Like Jane’s Walk, the shared platform operates on a simple premise: sharing for greater impact. Projects share important administrative resources and expertise, enabling more time and money to go towards achieving greater impact.

“The most valuable part of the shared platform is the relationships I have with Tides Canada’s project management team. The platform is not only about infrastructure for me, but the relationships and the support I have from an incredible team. They have all done work with other projects who are facing the same challenges I’m facing. Even if the projects are at a different scale or in a different sector, it helps to get clues about how to be more effective and drive greater impact,” said Denise.

Speaking to being a part of the community of Tides Canada projects, Denise said, “Recently, it’s been wonderful to be able to reach out to other projects and foster some community building between us. So anytime we run up against a wall and we are trying to navigate which direction to go, we have a consortia of projects who are all working in the ‘social good’ space to learn from. In the same way that Jane’s Walk creates a peer network—the most valuable and high impact thing the shared platform offers is a community.”

Jane’s Walk Global Director Denise Pinto leading Little Free Libraries: An Impromptu Reading Walk With Neighbours, Jane’s Walk Festival 2016, Toronto. Photo: Margaux Yiu.

Jane’s Walk Global Director Denise Pinto leading Little Free Libraries: An Impromptu Reading Walk With Neighbours, Jane’s Walk Festival 2016, Toronto. Photo: Margaux Yiu.

From Tehran to Nashville and beyond

While Jane’s Walk originated in Toronto, the beauty of the growing global movement is that people in different parts of the world can easily start a walk in their city and adapt it to suit their culture. And they have.

From Tehran, Iran to Nashville, Tennessee, cities are falling in love with this simple idea of bringing people together to learn about and celebrate their neighbourhoods.

“We’ve now seen a decade of walking in community with neighbours. What have we learned and where are we going? And how can we support an even more enriching experience?” said Denise.

New things on the horizon for Jane’s Walk include an itinerary builder to help participants plan their walks and an impact reporting tool which will provide a rollout of what happened in each city.

When asked how she sees Jane’s Walk evolving, Denise said, “My sense is that it’s growing into a tool for social justice and helps make equitable civic space. We have credibility now as a network of local leaders who are ready to help their communities. Moving forward we are intentionally inserting ourselves more into civic process so we can move the needle.”

“At the heart of it we ask everybody to provide their own perspective and whether or not there is agreement or whether or not there is consensus, that doesn’t matter. Cities are complex places with lots of competing interests. We are going to have to understand how to reconcile and balance those competing interests if we are going to build equitable places for everybody.”

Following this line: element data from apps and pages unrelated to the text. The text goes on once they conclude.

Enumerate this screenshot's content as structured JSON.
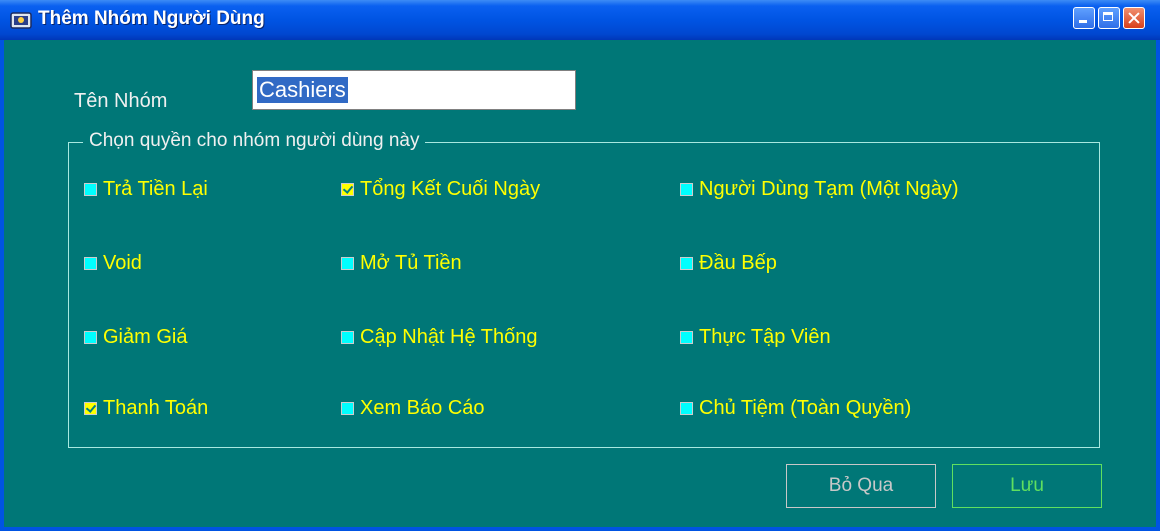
{
  "window": {
    "title": "Thêm Nhóm Người Dùng"
  },
  "form": {
    "name_label": "Tên Nhóm",
    "name_value": "Cashiers"
  },
  "permissions": {
    "legend": "Chọn quyền cho nhóm người dùng này",
    "items": [
      {
        "label": "Trả Tiền Lại",
        "checked": false
      },
      {
        "label": "Tổng Kết Cuối Ngày",
        "checked": true
      },
      {
        "label": "Người Dùng Tạm (Một Ngày)",
        "checked": false
      },
      {
        "label": "Void",
        "checked": false
      },
      {
        "label": "Mở Tủ Tiền",
        "checked": false
      },
      {
        "label": "Đầu Bếp",
        "checked": false
      },
      {
        "label": "Giảm Giá",
        "checked": false
      },
      {
        "label": "Cập Nhật Hệ Thống",
        "checked": false
      },
      {
        "label": "Thực Tập Viên",
        "checked": false
      },
      {
        "label": "Thanh Toán",
        "checked": true
      },
      {
        "label": "Xem Báo Cáo",
        "checked": false
      },
      {
        "label": "Chủ Tiệm (Toàn Quyền)",
        "checked": false
      }
    ]
  },
  "buttons": {
    "cancel_label": "Bỏ Qua",
    "save_label": "Lưu"
  },
  "colors": {
    "client_bg": "#007777",
    "permission_text": "#ffff00",
    "checkbox_unchecked": "#00ffff",
    "save_accent": "#5fe05f"
  }
}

“Jane’s Walk is ultimately whatever story you are telling—it is a litmus test for what the community is feeling. You are a community member and your story is worth telling.”

Kensington Market As Cultural Landscape, Jane’s Walk Festival 2016, Toronto. The walk brought together local residents and activists to discuss the neighbourhood’s roots and identity, recent threats to its dynamic character, and community initiatives that have contributed to its spirit. Photo: Margaux Yiu.

Kensington Market As Cultural Landscape, Jane’s Walk Festival 2016, Toronto. The walk brought together local residents and activists to discuss the neighbourhood’s roots and identity, recent threats to its dynamic character, and community initiatives that have contributed to its spirit. Photo: Margaux Yiu.

Jane’s Walk is one of nearly 40 innovative social change projects on Tides Canada’s shared platform. You can help Jane’s Walk create thriving, livable, and walkable cities here.